I use a bookmarklet tool called Tota11y, which gives me a quick overview of my site's accessibility. I opened it on my site's homepage and clicked "link text". The tool flagged not one, but SIX inaccessible links. Woops!
The homepage, GitHub, Twitter, and LinkedIn links were all flagged for the same reason. There was no text between their opening and closing
<a> tags, only an SVG. Even though the tool flagged these links, I didn't have to change anything. This is because each SVG already had a
<title> element, paired with a
<description> element to aid accessibility. A screen reader will read out the values of the title and description elements.
I was a bit confused why the 'learn' and 'about' navigation links were flagged, so I checked Tota11y's source code. The words 'learn' and 'about' are listed as stop words. I believe these words are singled out because they can be used alone or out of context. However, I think that both words make sense in my navigation bar. So, I ignored the warning.
I was happy that I didn't have to add any new code in order to make the six flagged links accessible! If an accessibility audit flags any links on your site, and you determine that they are in fact inaccessible, there are a few things you can do.
One method is to add a
<span> next to the existing text that is hidden (this post describes a method for visually hiding text using CSS). This would make the text invisible in the UI, but a screen reader would still read it out.
Another similar method is to add more descriptive (non-hidden) text to links, just as I have done for the link in the previous paragraph.
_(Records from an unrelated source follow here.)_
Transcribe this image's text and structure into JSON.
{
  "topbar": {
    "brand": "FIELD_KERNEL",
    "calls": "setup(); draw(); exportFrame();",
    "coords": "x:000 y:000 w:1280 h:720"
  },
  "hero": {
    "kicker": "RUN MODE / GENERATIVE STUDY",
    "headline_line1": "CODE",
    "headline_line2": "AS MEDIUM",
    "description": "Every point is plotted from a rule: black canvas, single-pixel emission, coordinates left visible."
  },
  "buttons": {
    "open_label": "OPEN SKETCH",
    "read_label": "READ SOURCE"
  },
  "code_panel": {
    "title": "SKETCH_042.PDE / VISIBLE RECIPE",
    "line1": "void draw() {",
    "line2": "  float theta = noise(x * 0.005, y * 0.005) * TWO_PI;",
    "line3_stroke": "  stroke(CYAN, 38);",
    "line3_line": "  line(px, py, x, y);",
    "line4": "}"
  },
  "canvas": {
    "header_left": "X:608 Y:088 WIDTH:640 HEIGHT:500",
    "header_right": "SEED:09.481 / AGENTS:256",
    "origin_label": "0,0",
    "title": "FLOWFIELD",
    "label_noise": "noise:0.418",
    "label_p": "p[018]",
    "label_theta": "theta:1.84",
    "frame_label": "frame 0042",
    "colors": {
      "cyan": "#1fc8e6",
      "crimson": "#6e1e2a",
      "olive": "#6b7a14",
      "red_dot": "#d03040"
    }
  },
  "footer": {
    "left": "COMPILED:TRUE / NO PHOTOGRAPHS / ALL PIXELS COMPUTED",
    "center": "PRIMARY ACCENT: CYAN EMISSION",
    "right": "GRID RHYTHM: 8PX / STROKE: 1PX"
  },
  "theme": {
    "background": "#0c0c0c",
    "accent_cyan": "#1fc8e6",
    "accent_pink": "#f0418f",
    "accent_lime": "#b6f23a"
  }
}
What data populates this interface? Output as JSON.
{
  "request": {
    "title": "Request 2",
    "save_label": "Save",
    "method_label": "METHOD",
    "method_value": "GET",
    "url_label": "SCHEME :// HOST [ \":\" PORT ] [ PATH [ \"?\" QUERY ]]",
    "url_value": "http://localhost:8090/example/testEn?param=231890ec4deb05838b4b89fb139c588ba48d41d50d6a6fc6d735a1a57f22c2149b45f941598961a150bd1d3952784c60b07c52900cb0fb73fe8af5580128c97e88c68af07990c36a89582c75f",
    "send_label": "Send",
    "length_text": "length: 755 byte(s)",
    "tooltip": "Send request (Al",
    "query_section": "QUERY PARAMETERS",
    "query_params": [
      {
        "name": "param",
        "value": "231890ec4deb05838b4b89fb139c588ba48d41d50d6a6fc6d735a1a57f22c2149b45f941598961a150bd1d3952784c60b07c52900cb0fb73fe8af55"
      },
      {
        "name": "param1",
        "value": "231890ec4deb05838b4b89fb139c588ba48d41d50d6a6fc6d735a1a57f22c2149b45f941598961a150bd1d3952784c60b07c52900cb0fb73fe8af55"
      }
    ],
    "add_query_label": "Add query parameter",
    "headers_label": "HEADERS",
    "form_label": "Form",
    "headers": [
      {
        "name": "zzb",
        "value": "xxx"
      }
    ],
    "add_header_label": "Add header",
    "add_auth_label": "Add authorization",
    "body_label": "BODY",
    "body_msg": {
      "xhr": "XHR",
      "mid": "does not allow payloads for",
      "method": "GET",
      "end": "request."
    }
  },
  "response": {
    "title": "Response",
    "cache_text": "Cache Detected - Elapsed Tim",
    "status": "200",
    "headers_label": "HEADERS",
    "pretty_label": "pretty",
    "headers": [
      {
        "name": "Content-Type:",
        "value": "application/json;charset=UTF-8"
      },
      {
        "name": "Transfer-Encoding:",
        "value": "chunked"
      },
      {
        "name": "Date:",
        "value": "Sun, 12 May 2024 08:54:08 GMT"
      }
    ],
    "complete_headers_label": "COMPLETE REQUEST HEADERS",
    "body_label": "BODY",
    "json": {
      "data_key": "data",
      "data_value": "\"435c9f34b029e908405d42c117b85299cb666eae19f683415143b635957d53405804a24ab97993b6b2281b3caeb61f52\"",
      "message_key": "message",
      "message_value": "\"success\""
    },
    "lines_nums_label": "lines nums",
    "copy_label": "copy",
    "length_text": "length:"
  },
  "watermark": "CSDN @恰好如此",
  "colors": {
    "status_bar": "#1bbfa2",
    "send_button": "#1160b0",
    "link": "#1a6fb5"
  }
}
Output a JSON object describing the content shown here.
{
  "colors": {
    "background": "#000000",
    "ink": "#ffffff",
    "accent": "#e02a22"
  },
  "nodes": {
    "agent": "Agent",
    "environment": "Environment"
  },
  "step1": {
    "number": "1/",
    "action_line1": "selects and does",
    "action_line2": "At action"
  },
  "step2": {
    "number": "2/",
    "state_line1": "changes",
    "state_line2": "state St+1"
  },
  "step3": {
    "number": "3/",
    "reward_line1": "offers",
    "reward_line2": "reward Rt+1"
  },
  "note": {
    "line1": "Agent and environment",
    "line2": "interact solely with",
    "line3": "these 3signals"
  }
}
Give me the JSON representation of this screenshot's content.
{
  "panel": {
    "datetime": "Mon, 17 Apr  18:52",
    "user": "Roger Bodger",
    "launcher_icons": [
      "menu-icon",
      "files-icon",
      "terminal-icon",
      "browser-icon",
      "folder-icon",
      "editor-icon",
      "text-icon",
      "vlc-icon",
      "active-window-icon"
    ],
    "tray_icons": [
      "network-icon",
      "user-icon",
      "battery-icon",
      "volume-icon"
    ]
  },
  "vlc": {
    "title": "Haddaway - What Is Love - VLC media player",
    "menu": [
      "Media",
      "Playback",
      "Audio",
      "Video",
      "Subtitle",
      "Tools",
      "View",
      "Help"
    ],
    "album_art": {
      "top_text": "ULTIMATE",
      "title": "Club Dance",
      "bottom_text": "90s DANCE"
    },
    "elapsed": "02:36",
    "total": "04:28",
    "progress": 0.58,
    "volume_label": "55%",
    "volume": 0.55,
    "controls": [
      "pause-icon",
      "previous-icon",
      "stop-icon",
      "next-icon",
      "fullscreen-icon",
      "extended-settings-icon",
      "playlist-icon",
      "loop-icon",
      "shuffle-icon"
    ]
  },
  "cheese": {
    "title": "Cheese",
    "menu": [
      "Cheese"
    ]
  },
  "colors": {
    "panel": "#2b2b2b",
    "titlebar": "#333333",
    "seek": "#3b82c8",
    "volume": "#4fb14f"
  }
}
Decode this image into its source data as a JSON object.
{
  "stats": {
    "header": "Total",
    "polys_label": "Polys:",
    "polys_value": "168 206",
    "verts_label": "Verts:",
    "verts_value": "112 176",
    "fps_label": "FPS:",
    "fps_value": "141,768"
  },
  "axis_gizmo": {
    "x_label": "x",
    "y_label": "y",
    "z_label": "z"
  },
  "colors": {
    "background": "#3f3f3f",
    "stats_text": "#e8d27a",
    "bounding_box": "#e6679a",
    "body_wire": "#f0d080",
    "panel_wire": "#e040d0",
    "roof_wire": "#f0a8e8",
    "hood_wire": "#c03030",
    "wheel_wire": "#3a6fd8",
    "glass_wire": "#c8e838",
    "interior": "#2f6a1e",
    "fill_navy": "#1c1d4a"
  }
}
The most common method is probably the
aria-label attribute. This is popular because the value of this attribute is read out by a screen reader even if the link already has text. For example, for my 'project' link, I could have added
aria-label="a selection of my projects".
Note 1 of 2: please see this post on aria labels for the important difference between
aria-label values are not always easy for translation systems to access).
Note 2 of 2: try to use a variety of accessibility tools to audit your web pages. It isn't possible to catch all accessibility issues with one tool. It's also probably not possible to catch all issues with ten of them. Manual testing is highly recommended! By that I mean using a screen reader and keyboard to tab around your web pages.